Have you thought about what you will do once you retire? What will you miss the most?

“Well, this year’s my 18th year but, you know – I think it’s – I turned 45 this year and you know I still have unfinished business in dirt-track racing that I want to do and, yeah, winning three championships on the Cup side, and I never won the Daytona 500 but I won the Brickyard 400 twice. So I’ve had a really good run there and there are a lot of things in the sport that are changing. But something that’s important to me is I don’t want to lose track of where I came from, and I’m ready to go back to dirt racing. I’m really craving it. I think the stress of trying to be an owner and driver at SHR, I mean, it’s hard to have that much weight on your shoulders and try to compete at that high of a level as a driver and, at the same time, be an owner. So, stepping away from the driver side and being able to do a better job of focusing on the four drivers we’ll have next year. That’ll make my life a lot easier. And then, at the same time, it gives me the opportunity to play two roles. I get to be the boss of SHR but, in the evening, I get to go race and have fun myself and get my fix that way. So I’m looking forward to it. I think it’s going to be – I can already tell – it’s going to be a lot of fun. I mean, Jeff Gordon and I are great friends and he’s in his first year of retirement, so he’s already told me what to look forward to for the next year. So I’m excited about that.

Are there non-racing things you want to do?

“Yeah, I’m just not sure what they all are, yet. That’s the thing. When you have raced for 38 years, that’s all you know, it’s all you think about, that is all you dream about. When you wake up, you’re thinking about it. While you are eating breakfast, that’s all you do. I just can’t imagine that there’s not more to life than this. I know there is. I know people who talk about it all the time. I’ve got friends like Don Prudhomme and Ray Evernham and guys who are already retired who talk about how much fun they’re having. I’m like, ‘Man, that sounds like a good time to me.’” 
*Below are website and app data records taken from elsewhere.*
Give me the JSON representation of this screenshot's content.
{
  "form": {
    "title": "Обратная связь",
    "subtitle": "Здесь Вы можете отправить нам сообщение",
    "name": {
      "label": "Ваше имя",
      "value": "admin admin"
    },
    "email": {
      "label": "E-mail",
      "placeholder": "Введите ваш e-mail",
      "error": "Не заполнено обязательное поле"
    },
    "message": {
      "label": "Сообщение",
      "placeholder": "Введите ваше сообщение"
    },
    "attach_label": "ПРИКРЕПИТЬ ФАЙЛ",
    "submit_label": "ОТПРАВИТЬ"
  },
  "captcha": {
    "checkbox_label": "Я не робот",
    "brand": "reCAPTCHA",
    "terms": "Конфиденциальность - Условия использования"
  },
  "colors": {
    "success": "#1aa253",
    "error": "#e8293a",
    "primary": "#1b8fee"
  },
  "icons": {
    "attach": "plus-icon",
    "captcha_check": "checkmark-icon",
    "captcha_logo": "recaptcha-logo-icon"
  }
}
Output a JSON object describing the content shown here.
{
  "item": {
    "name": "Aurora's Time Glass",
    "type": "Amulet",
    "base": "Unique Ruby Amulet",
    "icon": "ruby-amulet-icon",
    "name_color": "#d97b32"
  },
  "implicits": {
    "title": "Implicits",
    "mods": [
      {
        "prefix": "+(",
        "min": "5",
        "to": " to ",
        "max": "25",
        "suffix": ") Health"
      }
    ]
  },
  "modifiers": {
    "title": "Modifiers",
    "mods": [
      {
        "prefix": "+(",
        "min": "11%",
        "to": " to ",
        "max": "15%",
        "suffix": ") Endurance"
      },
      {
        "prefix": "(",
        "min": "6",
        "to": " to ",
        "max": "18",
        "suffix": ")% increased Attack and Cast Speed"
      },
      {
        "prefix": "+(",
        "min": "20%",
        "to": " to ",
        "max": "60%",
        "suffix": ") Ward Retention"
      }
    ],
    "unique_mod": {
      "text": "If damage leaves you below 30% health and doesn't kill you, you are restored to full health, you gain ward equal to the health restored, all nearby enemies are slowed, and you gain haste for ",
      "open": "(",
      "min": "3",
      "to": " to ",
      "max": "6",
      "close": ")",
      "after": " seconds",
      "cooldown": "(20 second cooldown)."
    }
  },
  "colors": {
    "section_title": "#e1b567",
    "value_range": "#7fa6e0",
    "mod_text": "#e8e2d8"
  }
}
What has this final season been like, for you, with everybody knowing it’ll be your last year in the car?

“Before the season started, we said our only goal was to go out and have fun. Anything else would be icing on the cake.”